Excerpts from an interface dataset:
▼
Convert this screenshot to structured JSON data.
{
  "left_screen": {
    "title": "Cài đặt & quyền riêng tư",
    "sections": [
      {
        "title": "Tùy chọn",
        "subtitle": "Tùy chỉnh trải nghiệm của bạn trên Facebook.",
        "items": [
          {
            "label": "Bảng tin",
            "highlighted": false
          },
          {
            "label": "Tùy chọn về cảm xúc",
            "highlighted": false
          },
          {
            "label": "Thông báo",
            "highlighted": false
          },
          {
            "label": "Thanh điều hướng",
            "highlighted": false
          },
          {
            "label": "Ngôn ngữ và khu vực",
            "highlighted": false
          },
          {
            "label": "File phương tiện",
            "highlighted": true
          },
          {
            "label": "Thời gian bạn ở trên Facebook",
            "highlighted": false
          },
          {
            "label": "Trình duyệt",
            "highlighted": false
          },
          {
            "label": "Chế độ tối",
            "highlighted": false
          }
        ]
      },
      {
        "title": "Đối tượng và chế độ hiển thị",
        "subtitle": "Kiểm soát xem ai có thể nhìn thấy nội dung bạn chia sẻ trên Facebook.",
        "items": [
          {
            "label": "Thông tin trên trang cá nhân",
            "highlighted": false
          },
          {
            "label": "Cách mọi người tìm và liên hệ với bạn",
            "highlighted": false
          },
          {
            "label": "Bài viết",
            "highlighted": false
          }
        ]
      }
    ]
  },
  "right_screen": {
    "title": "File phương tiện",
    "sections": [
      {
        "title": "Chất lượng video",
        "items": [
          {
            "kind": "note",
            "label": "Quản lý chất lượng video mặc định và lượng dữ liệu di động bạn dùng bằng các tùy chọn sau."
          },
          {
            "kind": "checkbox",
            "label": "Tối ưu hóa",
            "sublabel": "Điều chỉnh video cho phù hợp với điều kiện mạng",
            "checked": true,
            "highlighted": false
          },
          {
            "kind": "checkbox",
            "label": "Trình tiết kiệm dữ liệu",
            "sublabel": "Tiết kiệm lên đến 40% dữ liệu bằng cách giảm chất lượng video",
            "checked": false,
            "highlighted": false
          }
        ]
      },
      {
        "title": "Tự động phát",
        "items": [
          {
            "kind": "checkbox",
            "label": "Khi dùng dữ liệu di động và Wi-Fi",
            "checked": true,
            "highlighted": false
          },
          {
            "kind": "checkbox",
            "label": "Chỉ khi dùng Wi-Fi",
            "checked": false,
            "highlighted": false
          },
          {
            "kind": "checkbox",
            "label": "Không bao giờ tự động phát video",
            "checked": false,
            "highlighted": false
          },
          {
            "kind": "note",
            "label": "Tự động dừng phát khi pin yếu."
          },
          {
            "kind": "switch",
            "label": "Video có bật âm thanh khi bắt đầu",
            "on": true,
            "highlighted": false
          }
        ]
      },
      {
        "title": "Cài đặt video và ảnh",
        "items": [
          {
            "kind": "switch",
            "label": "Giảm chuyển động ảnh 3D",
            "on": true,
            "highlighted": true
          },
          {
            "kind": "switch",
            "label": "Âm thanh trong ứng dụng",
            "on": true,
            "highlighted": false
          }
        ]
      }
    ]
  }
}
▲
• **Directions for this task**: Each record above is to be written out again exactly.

• **Response**:
Convert this screenshot to structured JSON data.
{
  "left_screen": {
    "title": "Cài đặt & quyền riêng tư",
    "sections": [
      {
        "title": "Tùy chọn",
        "subtitle": "Tùy chỉnh trải nghiệm của bạn trên Facebook.",
        "items": [
          {
            "label": "Bảng tin",
            "highlighted": false
          },
          {
            "label": "Tùy chọn về cảm xúc",
            "highlighted": false
          },
          {
            "label": "Thông báo",
            "highlighted": false
          },
          {
            "label": "Thanh điều hướng",
            "highlighted": false
          },
          {
            "label": "Ngôn ngữ và khu vực",
            "highlighted": false
          },
          {
            "label": "File phương tiện",
            "highlighted": true
          },
          {
            "label": "Thời gian bạn ở trên Facebook",
            "highlighted": false
          },
          {
            "label": "Trình duyệt",
            "highlighted": false
          },
          {
            "label": "Chế độ tối",
            "highlighted": false
          }
        ]
      },
      {
        "title": "Đối tượng và chế độ hiển thị",
        "subtitle": "Kiểm soát xem ai có thể nhìn thấy nội dung bạn chia sẻ trên Facebook.",
        "items": [
          {
            "label": "Thông tin trên trang cá nhân",
            "highlighted": false
          },
          {
            "label": "Cách mọi người tìm và liên hệ với bạn",
            "highlighted": false
          },
          {
            "label": "Bài viết",
            "highlighted": false
          }
        ]
      }
    ]
  },
  "right_screen": {
    "title": "File phương tiện",
    "sections": [
      {
        "title": "Chất lượng video",
        "items": [
          {
            "kind": "note",
            "label": "Quản lý chất lượng video mặc định và lượng dữ liệu di động bạn dùng bằng các tùy chọn sau."
          },
          {
            "kind": "checkbox",
            "label": "Tối ưu hóa",
            "sublabel": "Điều chỉnh video cho phù hợp với điều kiện mạng",
            "checked": true,
            "highlighted": false
          },
          {
            "kind": "checkbox",
            "label": "Trình tiết kiệm dữ liệu",
            "sublabel": "Tiết kiệm lên đến 40% dữ liệu bằng cách giảm chất lượng video",
            "checked": false,
            "highlighted": false
          }
        ]
      },
      {
        "title": "Tự động phát",
        "items": [
          {
            "kind": "checkbox",
            "label": "Khi dùng dữ liệu di động và Wi-Fi",
            "checked": true,
            "highlighted": false
          },
          {
            "kind": "checkbox",
            "label": "Chỉ khi dùng Wi-Fi",
            "checked": false,
            "highlighted": false
          },
          {
            "kind": "checkbox",
            "label": "Không bao giờ tự động phát video",
            "checked": false,
            "highlighted": false
          },
          {
            "kind": "note",
            "label": "Tự động dừng phát khi pin yếu."
          },
          {
            "kind": "switch",
            "label": "Video có bật âm thanh khi bắt đầu",
            "on": true,
            "highlighted": false
          }
        ]
      },
      {
        "title": "Cài đặt video và ảnh",
        "items": [
          {
            "kind": "switch",
            "label": "Giảm chuyển động ảnh 3D",
            "on": true,
            "highlighted": true
          },
          {
            "kind": "switch",
            "label": "Âm thanh trong ứng dụng",
            "on": true,
            "highlighted": false
          }
        ]
      }
    ]
  }
}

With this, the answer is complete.